THE RECORDS.
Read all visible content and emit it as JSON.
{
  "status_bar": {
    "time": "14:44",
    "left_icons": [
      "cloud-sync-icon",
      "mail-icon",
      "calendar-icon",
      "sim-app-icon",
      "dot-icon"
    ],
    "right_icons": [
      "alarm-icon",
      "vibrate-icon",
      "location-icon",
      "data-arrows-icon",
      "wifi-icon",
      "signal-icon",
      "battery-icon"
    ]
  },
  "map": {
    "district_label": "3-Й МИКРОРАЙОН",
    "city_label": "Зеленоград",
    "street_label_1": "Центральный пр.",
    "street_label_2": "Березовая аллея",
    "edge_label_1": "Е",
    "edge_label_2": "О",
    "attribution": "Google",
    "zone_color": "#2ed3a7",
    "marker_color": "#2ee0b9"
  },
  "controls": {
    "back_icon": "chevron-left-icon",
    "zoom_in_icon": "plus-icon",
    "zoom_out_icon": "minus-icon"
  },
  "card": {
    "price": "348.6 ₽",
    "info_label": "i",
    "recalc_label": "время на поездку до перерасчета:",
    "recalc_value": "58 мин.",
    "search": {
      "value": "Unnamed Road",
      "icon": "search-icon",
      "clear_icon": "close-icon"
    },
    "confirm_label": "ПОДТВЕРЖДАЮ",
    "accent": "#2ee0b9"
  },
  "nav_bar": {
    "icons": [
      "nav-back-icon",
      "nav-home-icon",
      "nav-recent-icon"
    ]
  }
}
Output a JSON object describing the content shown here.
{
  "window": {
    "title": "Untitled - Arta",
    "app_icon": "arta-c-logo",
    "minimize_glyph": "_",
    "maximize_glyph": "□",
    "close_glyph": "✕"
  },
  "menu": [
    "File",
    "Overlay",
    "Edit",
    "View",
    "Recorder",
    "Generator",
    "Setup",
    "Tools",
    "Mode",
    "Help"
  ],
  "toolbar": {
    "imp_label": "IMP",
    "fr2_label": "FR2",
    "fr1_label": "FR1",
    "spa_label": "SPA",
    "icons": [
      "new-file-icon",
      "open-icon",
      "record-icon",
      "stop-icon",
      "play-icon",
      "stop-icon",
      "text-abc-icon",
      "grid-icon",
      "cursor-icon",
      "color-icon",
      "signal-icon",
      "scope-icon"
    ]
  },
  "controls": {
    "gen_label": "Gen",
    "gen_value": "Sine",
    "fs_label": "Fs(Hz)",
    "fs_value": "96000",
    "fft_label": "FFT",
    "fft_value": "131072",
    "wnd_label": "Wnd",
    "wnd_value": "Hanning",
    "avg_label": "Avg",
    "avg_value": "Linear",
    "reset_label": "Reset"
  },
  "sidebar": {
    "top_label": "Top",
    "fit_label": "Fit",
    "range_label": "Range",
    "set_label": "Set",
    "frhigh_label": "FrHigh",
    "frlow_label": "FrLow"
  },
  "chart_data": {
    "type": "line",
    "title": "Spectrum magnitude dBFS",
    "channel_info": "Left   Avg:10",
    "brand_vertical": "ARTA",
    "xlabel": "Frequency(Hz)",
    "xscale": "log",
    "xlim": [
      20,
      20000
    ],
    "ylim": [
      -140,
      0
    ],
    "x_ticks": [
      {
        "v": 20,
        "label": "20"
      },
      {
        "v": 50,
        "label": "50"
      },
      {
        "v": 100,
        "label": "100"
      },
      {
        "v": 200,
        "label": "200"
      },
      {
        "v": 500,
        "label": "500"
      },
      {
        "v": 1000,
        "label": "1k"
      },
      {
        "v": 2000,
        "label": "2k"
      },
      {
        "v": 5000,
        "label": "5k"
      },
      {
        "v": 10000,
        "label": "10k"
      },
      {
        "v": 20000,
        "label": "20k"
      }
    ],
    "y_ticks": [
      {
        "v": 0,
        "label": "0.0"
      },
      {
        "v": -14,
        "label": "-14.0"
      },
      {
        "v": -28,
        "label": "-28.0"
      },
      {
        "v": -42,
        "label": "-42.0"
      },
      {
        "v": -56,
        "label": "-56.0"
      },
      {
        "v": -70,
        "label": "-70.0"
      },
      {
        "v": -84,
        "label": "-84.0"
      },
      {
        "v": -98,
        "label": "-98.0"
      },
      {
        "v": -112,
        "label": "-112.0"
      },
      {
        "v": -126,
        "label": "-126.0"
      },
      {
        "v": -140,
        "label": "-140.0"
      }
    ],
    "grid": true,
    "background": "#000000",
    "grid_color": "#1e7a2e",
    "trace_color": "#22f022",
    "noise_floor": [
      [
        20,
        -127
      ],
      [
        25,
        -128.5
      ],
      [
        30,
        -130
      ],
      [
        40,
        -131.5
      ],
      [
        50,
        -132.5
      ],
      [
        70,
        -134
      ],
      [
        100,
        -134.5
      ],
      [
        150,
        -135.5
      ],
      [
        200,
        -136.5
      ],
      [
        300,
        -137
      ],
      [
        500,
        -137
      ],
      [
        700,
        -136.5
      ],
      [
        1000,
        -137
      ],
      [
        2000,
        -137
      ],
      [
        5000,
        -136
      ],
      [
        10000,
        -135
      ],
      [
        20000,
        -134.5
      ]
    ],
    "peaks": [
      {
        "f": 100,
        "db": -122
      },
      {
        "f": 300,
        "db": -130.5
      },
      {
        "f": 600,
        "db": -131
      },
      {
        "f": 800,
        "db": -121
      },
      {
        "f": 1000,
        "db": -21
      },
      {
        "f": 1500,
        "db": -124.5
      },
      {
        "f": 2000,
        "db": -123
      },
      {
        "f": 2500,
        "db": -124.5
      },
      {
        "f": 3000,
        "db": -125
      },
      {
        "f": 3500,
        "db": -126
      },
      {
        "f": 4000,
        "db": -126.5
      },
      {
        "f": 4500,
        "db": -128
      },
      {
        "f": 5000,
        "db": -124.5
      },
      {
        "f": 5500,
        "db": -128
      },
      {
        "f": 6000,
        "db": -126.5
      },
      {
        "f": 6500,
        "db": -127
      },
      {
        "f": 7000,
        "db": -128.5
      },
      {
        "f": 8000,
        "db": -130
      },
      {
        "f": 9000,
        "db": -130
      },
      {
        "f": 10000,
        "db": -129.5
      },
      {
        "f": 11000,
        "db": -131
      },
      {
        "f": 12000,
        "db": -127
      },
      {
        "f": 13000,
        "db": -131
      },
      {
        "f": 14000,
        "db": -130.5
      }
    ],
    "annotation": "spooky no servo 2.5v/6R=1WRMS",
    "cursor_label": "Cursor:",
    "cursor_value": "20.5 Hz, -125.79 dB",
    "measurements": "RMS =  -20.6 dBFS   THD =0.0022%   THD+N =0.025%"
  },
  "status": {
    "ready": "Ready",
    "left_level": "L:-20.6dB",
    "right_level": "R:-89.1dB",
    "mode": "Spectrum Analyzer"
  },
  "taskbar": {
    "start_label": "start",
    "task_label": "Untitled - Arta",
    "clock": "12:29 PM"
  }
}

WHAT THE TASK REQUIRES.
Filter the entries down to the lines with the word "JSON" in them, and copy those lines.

ANSWER TO THE PROBLEM.
Read all visible content and emit it as JSON.
Output a JSON object describing the content shown here.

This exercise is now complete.